| What this task involves |
Scan the material below for every line with the string "true", and copy those lines.

| Entries provided |
____________
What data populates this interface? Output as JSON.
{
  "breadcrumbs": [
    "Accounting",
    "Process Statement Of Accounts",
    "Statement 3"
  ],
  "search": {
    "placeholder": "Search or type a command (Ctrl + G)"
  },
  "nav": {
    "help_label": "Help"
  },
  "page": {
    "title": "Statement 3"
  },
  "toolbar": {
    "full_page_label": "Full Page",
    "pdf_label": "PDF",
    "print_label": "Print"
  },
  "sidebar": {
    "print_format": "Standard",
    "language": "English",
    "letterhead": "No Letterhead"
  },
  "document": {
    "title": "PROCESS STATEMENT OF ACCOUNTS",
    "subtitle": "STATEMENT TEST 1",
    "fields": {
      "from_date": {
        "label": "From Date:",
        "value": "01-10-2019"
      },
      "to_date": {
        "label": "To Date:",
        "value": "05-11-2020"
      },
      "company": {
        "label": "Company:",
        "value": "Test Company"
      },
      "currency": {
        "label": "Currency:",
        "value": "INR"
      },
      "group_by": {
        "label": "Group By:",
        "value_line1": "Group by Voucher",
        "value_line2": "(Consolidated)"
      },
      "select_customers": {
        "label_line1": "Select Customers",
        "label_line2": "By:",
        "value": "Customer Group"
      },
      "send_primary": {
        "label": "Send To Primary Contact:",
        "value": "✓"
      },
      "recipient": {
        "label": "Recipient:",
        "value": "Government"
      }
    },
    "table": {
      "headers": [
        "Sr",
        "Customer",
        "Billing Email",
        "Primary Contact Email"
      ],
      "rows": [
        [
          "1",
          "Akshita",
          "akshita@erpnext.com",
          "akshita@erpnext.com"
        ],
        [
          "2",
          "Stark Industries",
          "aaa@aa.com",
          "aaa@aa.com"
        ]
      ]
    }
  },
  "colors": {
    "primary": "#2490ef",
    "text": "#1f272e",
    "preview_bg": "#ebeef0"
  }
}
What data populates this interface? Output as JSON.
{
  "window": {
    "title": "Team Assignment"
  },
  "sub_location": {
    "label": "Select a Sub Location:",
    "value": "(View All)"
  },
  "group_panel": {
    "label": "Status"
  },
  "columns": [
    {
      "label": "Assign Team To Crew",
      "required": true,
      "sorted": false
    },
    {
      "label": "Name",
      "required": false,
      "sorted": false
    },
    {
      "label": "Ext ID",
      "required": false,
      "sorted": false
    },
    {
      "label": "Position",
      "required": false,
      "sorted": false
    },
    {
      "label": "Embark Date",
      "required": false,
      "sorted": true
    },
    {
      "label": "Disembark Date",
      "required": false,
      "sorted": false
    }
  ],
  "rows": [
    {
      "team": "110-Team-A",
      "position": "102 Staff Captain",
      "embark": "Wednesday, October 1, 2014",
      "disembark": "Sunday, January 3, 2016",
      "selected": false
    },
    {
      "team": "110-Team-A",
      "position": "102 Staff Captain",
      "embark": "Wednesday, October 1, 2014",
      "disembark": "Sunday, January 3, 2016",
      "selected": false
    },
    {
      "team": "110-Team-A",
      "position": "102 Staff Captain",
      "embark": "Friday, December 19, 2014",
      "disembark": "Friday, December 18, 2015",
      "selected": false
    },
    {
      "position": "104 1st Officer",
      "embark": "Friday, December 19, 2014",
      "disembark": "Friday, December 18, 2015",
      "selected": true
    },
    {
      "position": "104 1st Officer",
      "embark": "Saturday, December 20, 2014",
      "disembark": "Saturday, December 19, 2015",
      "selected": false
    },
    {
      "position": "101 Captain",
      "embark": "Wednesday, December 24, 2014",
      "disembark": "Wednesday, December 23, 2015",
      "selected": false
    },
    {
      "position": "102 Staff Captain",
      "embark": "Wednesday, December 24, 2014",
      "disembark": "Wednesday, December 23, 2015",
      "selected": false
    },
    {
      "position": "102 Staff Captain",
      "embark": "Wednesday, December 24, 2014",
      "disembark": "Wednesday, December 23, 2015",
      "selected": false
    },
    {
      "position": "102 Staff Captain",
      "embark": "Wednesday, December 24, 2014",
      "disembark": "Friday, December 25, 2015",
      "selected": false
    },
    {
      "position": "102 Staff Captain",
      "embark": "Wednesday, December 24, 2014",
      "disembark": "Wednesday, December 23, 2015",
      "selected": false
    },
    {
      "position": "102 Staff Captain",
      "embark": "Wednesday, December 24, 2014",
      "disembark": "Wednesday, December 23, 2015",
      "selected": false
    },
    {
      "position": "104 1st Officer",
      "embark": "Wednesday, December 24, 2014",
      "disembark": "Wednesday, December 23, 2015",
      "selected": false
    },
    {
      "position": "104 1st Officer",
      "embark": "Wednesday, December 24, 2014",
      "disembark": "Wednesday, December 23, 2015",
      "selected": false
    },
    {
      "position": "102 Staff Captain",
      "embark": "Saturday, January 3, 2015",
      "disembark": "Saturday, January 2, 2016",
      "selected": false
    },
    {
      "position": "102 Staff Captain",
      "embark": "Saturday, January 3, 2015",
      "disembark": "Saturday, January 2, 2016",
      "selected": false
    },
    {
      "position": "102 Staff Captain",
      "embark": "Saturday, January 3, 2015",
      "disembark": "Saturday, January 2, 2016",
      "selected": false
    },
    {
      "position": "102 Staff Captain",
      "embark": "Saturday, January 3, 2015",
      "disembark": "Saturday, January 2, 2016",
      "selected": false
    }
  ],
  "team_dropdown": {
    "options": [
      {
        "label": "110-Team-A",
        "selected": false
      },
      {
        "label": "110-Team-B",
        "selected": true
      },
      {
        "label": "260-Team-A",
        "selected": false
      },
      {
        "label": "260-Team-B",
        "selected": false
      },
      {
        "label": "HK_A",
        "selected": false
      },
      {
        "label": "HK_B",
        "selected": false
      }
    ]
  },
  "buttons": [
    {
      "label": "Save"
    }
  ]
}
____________
| Exercise result |
      "required": true,
      "sorted": true
      "selected": true
        "selected": true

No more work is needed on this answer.